• **REQUIREMENT**:
Using the listing, work out the number of lines where "icon" shows up, and answer with that number alone.

+++

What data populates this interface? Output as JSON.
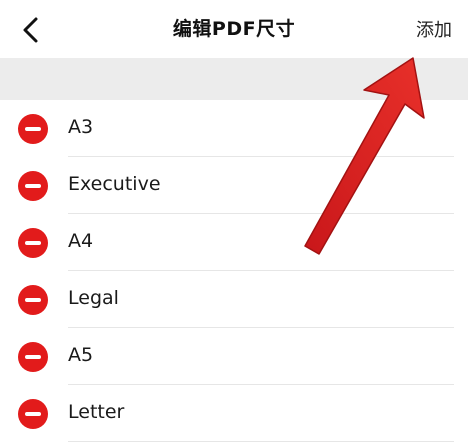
{
  "nav": {
    "back_icon": "chevron-left-icon",
    "title": "编辑PDF尺寸",
    "add_label": "添加"
  },
  "sizes": {
    "items": [
      {
        "label": "A3"
      },
      {
        "label": "Executive"
      },
      {
        "label": "A4"
      },
      {
        "label": "Legal"
      },
      {
        "label": "A5"
      },
      {
        "label": "Letter"
      }
    ],
    "delete_icon": "minus-circle-icon"
  },
  "colors": {
    "delete_red": "#e21b1b",
    "arrow_red": "#d6201c",
    "section_gray": "#ececec"
  }
}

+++

• **EXERCISE RESPONSE**:
2